## EXERCISE BRIEF
Every entry gets copied exactly. No images go into the copy.

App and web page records
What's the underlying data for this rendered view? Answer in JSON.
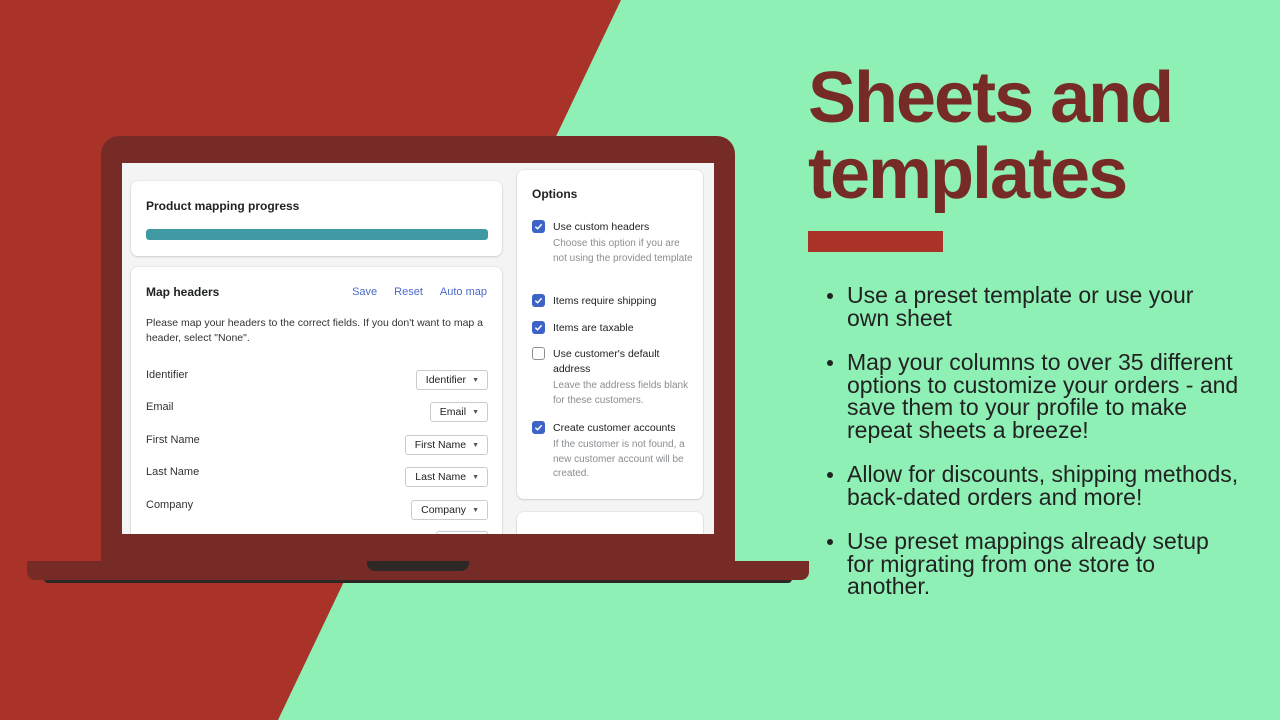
{
  "colors": {
    "bg_red": "#a93329",
    "bg_green": "#8ef0b5",
    "laptop": "#772b26",
    "headline": "#772b26",
    "progress": "#3f9aa3",
    "link": "#4a6bc7",
    "checkbox": "#3e63c7"
  },
  "app": {
    "progress_card": {
      "title": "Product mapping progress",
      "progress_fraction": 1.0
    },
    "map_headers": {
      "title": "Map headers",
      "actions": [
        "Save",
        "Reset",
        "Auto map"
      ],
      "description": "Please map your headers to the correct fields. If you don't want to map a header, select \"None\".",
      "rows": [
        {
          "label": "Identifier",
          "value": "Identifier"
        },
        {
          "label": "Email",
          "value": "Email"
        },
        {
          "label": "First Name",
          "value": "First Name"
        },
        {
          "label": "Last Name",
          "value": "Last Name"
        },
        {
          "label": "Company",
          "value": "Company"
        }
      ]
    },
    "options": {
      "title": "Options",
      "items": [
        {
          "label": "Use custom headers",
          "checked": true,
          "help": "Choose this option if you are not using the provided template"
        },
        {
          "label": "Items require shipping",
          "checked": true,
          "help": ""
        },
        {
          "label": "Items are taxable",
          "checked": true,
          "help": ""
        },
        {
          "label": "Use customer's default address",
          "checked": false,
          "help": "Leave the address fields blank for these customers."
        },
        {
          "label": "Create customer accounts",
          "checked": true,
          "help": "If the customer is not found, a new customer account will be created."
        }
      ]
    }
  },
  "marketing": {
    "headline": "Sheets and templates",
    "bullets": [
      "Use a preset template or use your own sheet",
      "Map your columns to over 35 different options to customize your orders - and save them to your profile to make repeat sheets a breeze!",
      "Allow for discounts, shipping methods, back-dated orders and more!",
      "Use preset mappings already setup for migrating from one store to another."
    ]
  }
}
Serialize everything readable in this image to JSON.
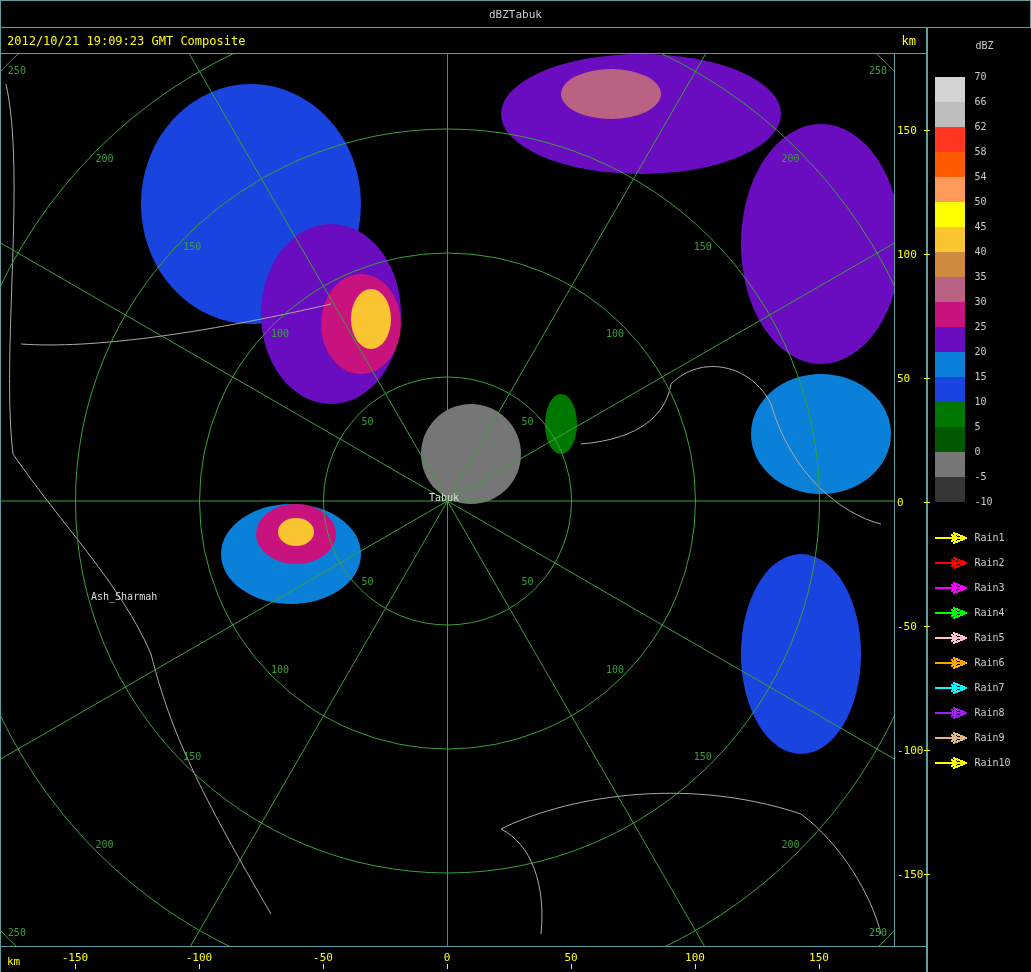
{
  "window": {
    "title": "dBZTabuk"
  },
  "header": {
    "timestamp": "2012/10/21 19:09:23 GMT Composite",
    "unit": "km"
  },
  "plot": {
    "range_rings": [
      {
        "labels": [
          "50",
          "50",
          "50",
          "50"
        ]
      },
      {
        "labels": [
          "100",
          "100",
          "100",
          "100"
        ]
      },
      {
        "labels": [
          "150",
          "150",
          "150",
          "150"
        ]
      },
      {
        "labels": [
          "200",
          "200",
          "200",
          "200"
        ]
      },
      {
        "labels": [
          "250",
          "250",
          "250",
          "250"
        ]
      }
    ],
    "places": [
      {
        "name": "Ash_Sharmah"
      },
      {
        "name": "Tabuk"
      }
    ]
  },
  "x_axis": {
    "unit": "km",
    "ticks": [
      "-150",
      "-100",
      "-50",
      "0",
      "50",
      "100",
      "150"
    ]
  },
  "y_axis": {
    "ticks": [
      "150",
      "100",
      "50",
      "0",
      "-50",
      "-100",
      "-150"
    ]
  },
  "legend": {
    "title": "dBZ",
    "bins": [
      {
        "color": "#d3d3d3"
      },
      {
        "color": "#bebebe"
      },
      {
        "color": "#ff3520"
      },
      {
        "color": "#ff5a00"
      },
      {
        "color": "#ff9a5a"
      },
      {
        "color": "#ffff00"
      },
      {
        "color": "#fbc531"
      },
      {
        "color": "#d08a3f"
      },
      {
        "color": "#ba6283"
      },
      {
        "color": "#c8127e"
      },
      {
        "color": "#6a0dc0"
      },
      {
        "color": "#0a80d8"
      },
      {
        "color": "#1a44e0"
      },
      {
        "color": "#007800"
      },
      {
        "color": "#005800"
      },
      {
        "color": "#767676"
      },
      {
        "color": "#363636"
      }
    ],
    "labels": [
      "70",
      "66",
      "62",
      "58",
      "54",
      "50",
      "45",
      "40",
      "35",
      "30",
      "25",
      "20",
      "15",
      "10",
      "5",
      "0",
      "-5",
      "-10"
    ],
    "tracks": [
      {
        "label": "Rain1",
        "color": "#ffff00"
      },
      {
        "label": "Rain2",
        "color": "#ff0000"
      },
      {
        "label": "Rain3",
        "color": "#ff00ff"
      },
      {
        "label": "Rain4",
        "color": "#00ff00"
      },
      {
        "label": "Rain5",
        "color": "#ffc0cb"
      },
      {
        "label": "Rain6",
        "color": "#ffa500"
      },
      {
        "label": "Rain7",
        "color": "#00ffff"
      },
      {
        "label": "Rain8",
        "color": "#a020f0"
      },
      {
        "label": "Rain9",
        "color": "#deb887"
      },
      {
        "label": "Rain10",
        "color": "#ffff00"
      }
    ]
  }
}
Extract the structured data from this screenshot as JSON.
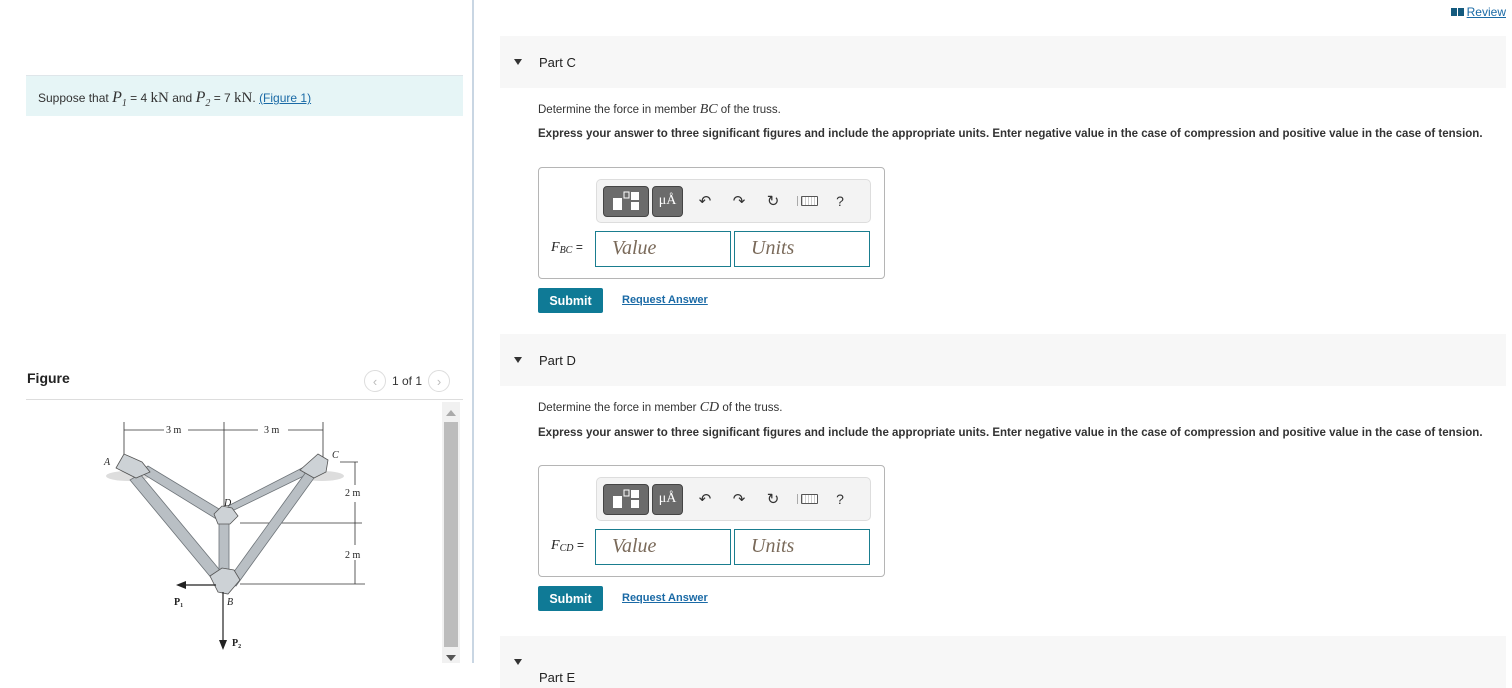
{
  "problem": {
    "prefix": "Suppose that ",
    "p1_symbol": "P",
    "p1_sub": "1",
    "p1_eq": " = 4 ",
    "p1_unit": "kN",
    "and": " and ",
    "p2_symbol": "P",
    "p2_sub": "2",
    "p2_eq": " = 7 ",
    "p2_unit": "kN",
    "period": ". ",
    "figure_link": "(Figure 1)"
  },
  "figure": {
    "title": "Figure",
    "pager_text": "1 of 1",
    "prev_icon": "chevron-left-icon",
    "next_icon": "chevron-right-icon",
    "labels": {
      "A": "A",
      "B": "B",
      "C": "C",
      "D": "D",
      "dim_left": "3 m",
      "dim_right": "3 m",
      "dim_upper": "2 m",
      "dim_lower": "2 m",
      "P1": "P",
      "P1_sub": "1",
      "P2": "P",
      "P2_sub": "2"
    }
  },
  "header": {
    "review_label": "Review",
    "review_icon": "book-icon"
  },
  "parts": [
    {
      "title": "Part C",
      "question_prefix": "Determine the force in member ",
      "member": "BC",
      "question_suffix": " of the truss.",
      "instructions": "Express your answer to three significant figures and include the appropriate units. Enter negative value in the case of compression and positive value in the case of tension.",
      "var_symbol": "F",
      "var_sub": "BC",
      "equals": "=",
      "value_placeholder": "Value",
      "units_placeholder": "Units",
      "submit_label": "Submit",
      "request_label": "Request Answer"
    },
    {
      "title": "Part D",
      "question_prefix": "Determine the force in member ",
      "member": "CD",
      "question_suffix": " of the truss.",
      "instructions": "Express your answer to three significant figures and include the appropriate units. Enter negative value in the case of compression and positive value in the case of tension.",
      "var_symbol": "F",
      "var_sub": "CD",
      "equals": "=",
      "value_placeholder": "Value",
      "units_placeholder": "Units",
      "submit_label": "Submit",
      "request_label": "Request Answer"
    },
    {
      "title": "Part E"
    }
  ],
  "toolbar": {
    "templates_icon": "templates-icon",
    "units_symbol": "μÅ",
    "undo_glyph": "↶",
    "redo_glyph": "↷",
    "reset_glyph": "↻",
    "help_glyph": "?"
  }
}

## COMPLETED TASK
What's the underlying data for this rendered view? Answer in JSON.
{
  "colors": {
    "bg_red": "#a93329",
    "bg_green": "#8ef0b5",
    "laptop": "#772b26",
    "headline": "#772b26",
    "progress": "#3f9aa3",
    "link": "#4a6bc7",
    "checkbox": "#3e63c7"
  },
  "app": {
    "progress_card": {
      "title": "Product mapping progress",
      "progress_fraction": 1.0
    },
    "map_headers": {
      "title": "Map headers",
      "actions": [
        "Save",
        "Reset",
        "Auto map"
      ],
      "description": "Please map your headers to the correct fields. If you don't want to map a header, select \"None\".",
      "rows": [
        {
          "label": "Identifier",
          "value": "Identifier"
        },
        {
          "label": "Email",
          "value": "Email"
        },
        {
          "label": "First Name",
          "value": "First Name"
        },
        {
          "label": "Last Name",
          "value": "Last Name"
        },
        {
          "label": "Company",
          "value": "Company"
        }
      ]
    },
    "options": {
      "title": "Options",
      "items": [
        {
          "label": "Use custom headers",
          "checked": true,
          "help": "Choose this option if you are not using the provided template"
        },
        {
          "label": "Items require shipping",
          "checked": true,
          "help": ""
        },
        {
          "label": "Items are taxable",
          "checked": true,
          "help": ""
        },
        {
          "label": "Use customer's default address",
          "checked": false,
          "help": "Leave the address fields blank for these customers."
        },
        {
          "label": "Create customer accounts",
          "checked": true,
          "help": "If the customer is not found, a new customer account will be created."
        }
      ]
    }
  },
  "marketing": {
    "headline": "Sheets and templates",
    "bullets": [
      "Use a preset template or use your own sheet",
      "Map your columns to over 35 different options to customize your orders - and save them to your profile to make repeat sheets a breeze!",
      "Allow for discounts, shipping methods, back-dated orders and more!",
      "Use preset mappings already setup for migrating from one store to another."
    ]
  }
}
Serialize everything readable in this image to JSON.
{
  "window": {
    "title": "dBZTabuk"
  },
  "header": {
    "timestamp": "2012/10/21 19:09:23 GMT Composite",
    "unit": "km"
  },
  "plot": {
    "range_rings": [
      {
        "labels": [
          "50",
          "50",
          "50",
          "50"
        ]
      },
      {
        "labels": [
          "100",
          "100",
          "100",
          "100"
        ]
      },
      {
        "labels": [
          "150",
          "150",
          "150",
          "150"
        ]
      },
      {
        "labels": [
          "200",
          "200",
          "200",
          "200"
        ]
      },
      {
        "labels": [
          "250",
          "250",
          "250",
          "250"
        ]
      }
    ],
    "places": [
      {
        "name": "Ash_Sharmah"
      },
      {
        "name": "Tabuk"
      }
    ]
  },
  "x_axis": {
    "unit": "km",
    "ticks": [
      "-150",
      "-100",
      "-50",
      "0",
      "50",
      "100",
      "150"
    ]
  },
  "y_axis": {
    "ticks": [
      "150",
      "100",
      "50",
      "0",
      "-50",
      "-100",
      "-150"
    ]
  },
  "legend": {
    "title": "dBZ",
    "bins": [
      {
        "color": "#d3d3d3"
      },
      {
        "color": "#bebebe"
      },
      {
        "color": "#ff3520"
      },
      {
        "color": "#ff5a00"
      },
      {
        "color": "#ff9a5a"
      },
      {
        "color": "#ffff00"
      },
      {
        "color": "#fbc531"
      },
      {
        "color": "#d08a3f"
      },
      {
        "color": "#ba6283"
      },
      {
        "color": "#c8127e"
      },
      {
        "color": "#6a0dc0"
      },
      {
        "color": "#0a80d8"
      },
      {
        "color": "#1a44e0"
      },
      {
        "color": "#007800"
      },
      {
        "color": "#005800"
      },
      {
        "color": "#767676"
      },
      {
        "color": "#363636"
      }
    ],
    "labels": [
      "70",
      "66",
      "62",
      "58",
      "54",
      "50",
      "45",
      "40",
      "35",
      "30",
      "25",
      "20",
      "15",
      "10",
      "5",
      "0",
      "-5",
      "-10"
    ],
    "tracks": [
      {
        "label": "Rain1",
        "color": "#ffff00"
      },
      {
        "label": "Rain2",
        "color": "#ff0000"
      },
      {
        "label": "Rain3",
        "color": "#ff00ff"
      },
      {
        "label": "Rain4",
        "color": "#00ff00"
      },
      {
        "label": "Rain5",
        "color": "#ffc0cb"
      },
      {
        "label": "Rain6",
        "color": "#ffa500"
      },
      {
        "label": "Rain7",
        "color": "#00ffff"
      },
      {
        "label": "Rain8",
        "color": "#a020f0"
      },
      {
        "label": "Rain9",
        "color": "#deb887"
      },
      {
        "label": "Rain10",
        "color": "#ffff00"
      }
    ]
  }
}
Extract the structured data from this screenshot as JSON.
{
  "problem": {
    "prefix": "Suppose that ",
    "p1_symbol": "P",
    "p1_sub": "1",
    "p1_eq": " = 4 ",
    "p1_unit": "kN",
    "and": " and ",
    "p2_symbol": "P",
    "p2_sub": "2",
    "p2_eq": " = 7 ",
    "p2_unit": "kN",
    "period": ". ",
    "figure_link": "(Figure 1)"
  },
  "figure": {
    "title": "Figure",
    "pager_text": "1 of 1",
    "prev_icon": "chevron-left-icon",
    "next_icon": "chevron-right-icon",
    "labels": {
      "A": "A",
      "B": "B",
      "C": "C",
      "D": "D",
      "dim_left": "3 m",
      "dim_right": "3 m",
      "dim_upper": "2 m",
      "dim_lower": "2 m",
      "P1": "P",
      "P1_sub": "1",
      "P2": "P",
      "P2_sub": "2"
    }
  },
  "header": {
    "review_label": "Review",
    "review_icon": "book-icon"
  },
  "parts": [
    {
      "title": "Part C",
      "question_prefix": "Determine the force in member ",
      "member": "BC",
      "question_suffix": " of the truss.",
      "instructions": "Express your answer to three significant figures and include the appropriate units. Enter negative value in the case of compression and positive value in the case of tension.",
      "var_symbol": "F",
      "var_sub": "BC",
      "equals": "=",
      "value_placeholder": "Value",
      "units_placeholder": "Units",
      "submit_label": "Submit",
      "request_label": "Request Answer"
    },
    {
      "title": "Part D",
      "question_prefix": "Determine the force in member ",
      "member": "CD",
      "question_suffix": " of the truss.",
      "instructions": "Express your answer to three significant figures and include the appropriate units. Enter negative value in the case of compression and positive value in the case of tension.",
      "var_symbol": "F",
      "var_sub": "CD",
      "equals": "=",
      "value_placeholder": "Value",
      "units_placeholder": "Units",
      "submit_label": "Submit",
      "request_label": "Request Answer"
    },
    {
      "title": "Part E"
    }
  ],
  "toolbar": {
    "templates_icon": "templates-icon",
    "units_symbol": "μÅ",
    "undo_glyph": "↶",
    "redo_glyph": "↷",
    "reset_glyph": "↻",
    "help_glyph": "?"
  }
}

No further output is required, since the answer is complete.